Four of France’s most highly regarded cartoonists were among the 12 people murdered in an attack on the Paris office of the magazine Charlie Hebdo this morning, January 7.
The magazine’s publisher, Stephane “Charb” Charbonnier, as well as editorial cartoonists Jean “Cabu” Cabut, Bernard “Tignous” Verlhac, and Georges Wolinski were in a weekly editorial meeting when two or three masked men (reports vary) dressed in black and armed with automatic rifles arrived at the magazine’s office in Paris’s 11th arrondissement, demanding to be taken to see specific employees. Upon arrival in the conference room, the attackers shot the assembled journalists and cartoonists, killing 10. According to one police report cited by Libération, the gunfire lasted about 10 minutes.
Exiting the building, the shooters fired on an approaching police car, killing both the officers inside. The gunmen then fled the scene in their black Citroën, crashed into a bollard, hijacked a grey Renault, and continued to flee. Though police have lost their trail, the roads out of Paris have been blocked, and the killers are believed to still be in the city.
Shortly before this morning’s attack, the magazine tweeted a cartoon of ISIS leader Abu Bakr al-Baghdadi belatedly wishing readers good health in the new year.
“An act of exceptional barbarity has just been committed,” French President François Hollande said while visiting the site of the attack. “Against a newspaper. That is to say, against freedom of expression.”
The attack is believed to be in retaliation for the magazine’s satirical portrayals of the Muslim prophet Mohammed, an issue that has seen the staunchly left-wing publication targeted before. In November 2011 its website was hacked and its office firebombed the day before the publication of a special issue titled “Charia Hebdo,” which the magazine facetiously claimed had been guest-edited by Mohammed.
“If we can poke fun at everything in France, if we can talk about anything in France apart from Islam or the consequences of Islamism, that is annoying,” Charbonnier told BBC News at the time. “This is the first time we have been physically attacked, but we won’t let it get to us.”
A rally is planned for 7pm local time in the Place de la République in support of Charlie Hebdo and free speech.
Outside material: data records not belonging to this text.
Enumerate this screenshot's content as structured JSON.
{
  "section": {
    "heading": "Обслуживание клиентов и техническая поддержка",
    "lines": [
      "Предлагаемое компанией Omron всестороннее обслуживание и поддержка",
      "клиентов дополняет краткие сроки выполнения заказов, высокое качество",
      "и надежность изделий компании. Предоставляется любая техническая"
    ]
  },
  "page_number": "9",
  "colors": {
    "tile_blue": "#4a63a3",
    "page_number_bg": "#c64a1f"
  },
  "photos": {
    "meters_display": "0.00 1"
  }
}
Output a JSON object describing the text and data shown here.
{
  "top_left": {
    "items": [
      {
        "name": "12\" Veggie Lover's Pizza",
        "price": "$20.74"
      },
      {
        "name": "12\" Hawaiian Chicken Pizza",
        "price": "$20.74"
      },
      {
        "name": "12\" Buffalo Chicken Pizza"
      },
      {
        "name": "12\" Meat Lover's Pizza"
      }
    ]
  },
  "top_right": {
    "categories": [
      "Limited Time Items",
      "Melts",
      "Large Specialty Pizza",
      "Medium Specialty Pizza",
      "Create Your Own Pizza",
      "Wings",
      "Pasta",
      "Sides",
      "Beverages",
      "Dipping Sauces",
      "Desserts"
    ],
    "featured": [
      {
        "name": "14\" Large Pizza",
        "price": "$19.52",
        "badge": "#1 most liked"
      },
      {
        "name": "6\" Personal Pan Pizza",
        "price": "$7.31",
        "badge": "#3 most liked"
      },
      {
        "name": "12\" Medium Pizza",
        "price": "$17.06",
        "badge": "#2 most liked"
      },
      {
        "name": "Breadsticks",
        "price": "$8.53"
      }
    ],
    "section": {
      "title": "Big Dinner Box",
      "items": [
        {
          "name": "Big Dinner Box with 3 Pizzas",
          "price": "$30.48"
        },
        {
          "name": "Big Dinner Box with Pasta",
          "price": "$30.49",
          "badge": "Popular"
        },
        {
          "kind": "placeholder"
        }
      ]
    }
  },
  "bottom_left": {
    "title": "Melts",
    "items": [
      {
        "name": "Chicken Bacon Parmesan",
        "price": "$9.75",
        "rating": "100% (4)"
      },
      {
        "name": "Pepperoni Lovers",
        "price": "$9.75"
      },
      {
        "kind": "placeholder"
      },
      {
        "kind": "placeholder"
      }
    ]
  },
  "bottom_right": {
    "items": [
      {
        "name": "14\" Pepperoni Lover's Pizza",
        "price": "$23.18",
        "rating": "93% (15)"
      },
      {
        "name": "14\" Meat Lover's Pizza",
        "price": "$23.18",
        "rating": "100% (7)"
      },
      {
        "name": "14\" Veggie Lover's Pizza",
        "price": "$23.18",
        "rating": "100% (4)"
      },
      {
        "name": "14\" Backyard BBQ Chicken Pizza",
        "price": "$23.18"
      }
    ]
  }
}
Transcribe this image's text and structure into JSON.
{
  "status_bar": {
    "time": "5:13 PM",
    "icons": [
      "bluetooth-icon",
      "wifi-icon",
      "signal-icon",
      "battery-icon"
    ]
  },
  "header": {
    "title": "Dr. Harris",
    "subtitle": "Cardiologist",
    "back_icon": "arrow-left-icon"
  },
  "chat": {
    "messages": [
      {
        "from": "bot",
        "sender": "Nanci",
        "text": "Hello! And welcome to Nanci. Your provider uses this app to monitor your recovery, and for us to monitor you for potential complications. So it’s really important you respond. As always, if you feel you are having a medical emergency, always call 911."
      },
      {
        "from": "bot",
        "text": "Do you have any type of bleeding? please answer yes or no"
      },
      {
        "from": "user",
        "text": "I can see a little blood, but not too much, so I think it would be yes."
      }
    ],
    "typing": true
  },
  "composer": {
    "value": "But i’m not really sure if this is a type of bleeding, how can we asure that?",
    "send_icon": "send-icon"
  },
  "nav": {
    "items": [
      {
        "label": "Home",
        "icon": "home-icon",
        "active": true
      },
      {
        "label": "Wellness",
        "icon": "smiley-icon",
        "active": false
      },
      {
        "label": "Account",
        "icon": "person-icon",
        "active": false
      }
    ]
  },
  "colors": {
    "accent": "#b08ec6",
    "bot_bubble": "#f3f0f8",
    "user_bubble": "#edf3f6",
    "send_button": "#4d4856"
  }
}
In New York, a rally will take place at 7pm in Union Square. Messages and images of support on social media are being hash-tagged #JeSuisCharlie (or “I Am Charlie”).
Video of the shooters firing in the streets outside the Charlie Hebdo office was captured by journalists who’d taken refuge on the roof of a nearby building.
Update: Cartoonists all over the world are creating images of support and posting them online. Some highlights below:
Let’s be honest: On a best bathrooms list, no one wants to be number two.
Advocacy groups are pushing for a 5% royalty in resales, which would pertain even after the artist dies, in which case the funds would go to their estate.
The Newark Museum of Art Presents Jazz Greats: Classic Photographs from the Bank of America Collection
Photographers Antony Armstrong Jones, Milt Hinton, Chuck Stewart, Barbara Morgan, and more capture a breadth of legendary and local musicians and performance artists. On view through August 21.
This week, the Getty Museum is returning ancient terracottas to Italy, parsing an antisemitic mural at Documenta, an ancient gold find in Denmark, a new puritanism, slavery in early Christianity, and much more.
The absence of an explicit framing of American art, in all of its diversity, as a visual culture of empire distorts and hampers our ability to understand — and reimagine — our social world.
Art and photographs, publications from the 19th and 20th centuries, manuscripts, posters and more are set to cross the auction block on August 18.
The gap between the material body and the psychological one, which we all too often take for granted, is one of the underlying themes of Hiro’s exhibition.
David Rios Ferreira and Denae Shanidiin join forces to bring awareness to the plight of Indigenous women and girls, and LGBTQ+ individuals.
Metrograph’s series The Process features films that were either directed by Robert M. Young or made with the help of Irving Young’s postproduction facility.
Memes depicting a sinister, all-powerful Joe Biden alter ego are sweeping the internet, and the Democratic establishment is loving it.
“She dug into what she was fascinated by and obsessed with: things that existed on the periphery, people who didn’t follow the rules,” said one of her friends.